By Tamara Miles
“I’m going to disappoint you. But you knew that already,” I thought, that day at the church. From across the large sanctuary, Brother Bob had seen me enter the room with my clarinet case, and although what happened next was really between him and God, I was a witness to it. It was a quick, private series of involuntary responses. First, he looked pleasantly surprised; next, he looked heavenward, as if to say “Thank you,” and then he raised his hand in a victory fist.
Brother Bob had prayed I would join the church orchestra for at least six months. He knew I played all throughout my school years from fifth grade on. He knew that I played well, and that I enjoyed being part of an orchestra. However, I had resisted joining because, frankly, I had a problem with commitment.
To be a member of the WBC orchestra meant committing to Wednesday night practice and showing up for church on Sunday, early, so I could warm up with the group and get last minute instructions before we filled the morning worship service with spiritual background music meant not only to inspire the congregants but to praise God and therefore to please Him and make Him happy.
For a number of reasons, I found it hard to make or keep that commitment: I was working too much, and I was taking college classes, and I was tired much of the time. If I didn’t miss orchestra practice because I had to work, I would miss it because I needed to do homework or study or sleep…or go out and have a drink or two.
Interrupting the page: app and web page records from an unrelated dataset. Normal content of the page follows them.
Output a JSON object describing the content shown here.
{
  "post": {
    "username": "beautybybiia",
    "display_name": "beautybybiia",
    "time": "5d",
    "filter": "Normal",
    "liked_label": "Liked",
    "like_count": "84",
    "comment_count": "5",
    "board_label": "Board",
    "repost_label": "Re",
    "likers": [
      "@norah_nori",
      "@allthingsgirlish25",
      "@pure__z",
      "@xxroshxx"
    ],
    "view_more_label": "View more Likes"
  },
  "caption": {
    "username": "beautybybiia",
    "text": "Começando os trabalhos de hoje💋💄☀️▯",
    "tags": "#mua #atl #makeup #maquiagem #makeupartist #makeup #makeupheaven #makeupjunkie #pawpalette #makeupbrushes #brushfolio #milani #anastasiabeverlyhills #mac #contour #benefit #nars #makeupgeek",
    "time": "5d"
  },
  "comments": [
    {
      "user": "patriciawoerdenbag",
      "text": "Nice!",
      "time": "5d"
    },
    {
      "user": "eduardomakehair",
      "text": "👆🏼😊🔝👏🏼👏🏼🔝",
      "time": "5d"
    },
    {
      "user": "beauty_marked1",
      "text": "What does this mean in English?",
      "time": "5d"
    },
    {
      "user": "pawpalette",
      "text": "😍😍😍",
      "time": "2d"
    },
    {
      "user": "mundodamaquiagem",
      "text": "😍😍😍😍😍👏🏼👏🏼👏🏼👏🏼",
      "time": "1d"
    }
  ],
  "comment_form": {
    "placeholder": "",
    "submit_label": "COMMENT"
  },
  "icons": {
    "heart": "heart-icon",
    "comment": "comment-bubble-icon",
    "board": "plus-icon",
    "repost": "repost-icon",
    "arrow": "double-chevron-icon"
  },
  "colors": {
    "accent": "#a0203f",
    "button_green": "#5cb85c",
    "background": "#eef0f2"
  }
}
The bottom line is that my desire to play clarinet with this group wasn’t at the level Brother Bob wished it might be…a symptom of further disappointments…namely, that my heart wasn’t in line with other plans the good Lord might have for me either. I remembered a Bible verse related to all this—something about a man who was given talents and did not make responsible use of them. Guilt and fear are sometimes effective tools for getting me to do something, but the only thing that really works in the long run is love, and Brother Bob was acting out of love. It was a love that patiently waited for my heart to turn.
Once, when I was at his house for a church-related celebration of one kind or another, I saw on Brother Bob’s refrigerator, among the happy family photographs, a note from him to his wife and children. It said simply, “I’m committed to you for life.” I was moved by it, by the idea of having a father who is committed to you for life, unlike my father who was committed only to one thing, himself.
I sometimes attribute my own Red Delicious or Pink Lady characteristics to my father’s example, given the cliché about the apple and the tree. This memory came back to me as I made my way down the aisle with my clarinet, wondering if I had a single reed in the case that was not cracked, whether I could make Wednesday night practice, and thinking I was born with a worm inside and poor Brother Bob had been saving his pennies for defective fruit. “Well,” I thought, “I can shine myself up for this occasion, at least, and unlike my father, I can play a musical instrument.”
It was a long way down the aisle. It always is, at church, but I wasn’t headed for the altar, just the orchestra seats. I wondered if we would play “Just as I Am”—I wouldn’t know, since I had missed the previous practice. I slid into a seat and took a quick look at the music on the stand. “I’ll Fly Away” was first on the agenda. I laughed quietly. Wouldn’t you know it? A tune just made for me. I picked up my clarinet, licked the reed and fastened the mouthpiece on: tight enough but not too tight, that is the rule—and started warming up. Brother Bob was just going to have to forgive me in advance.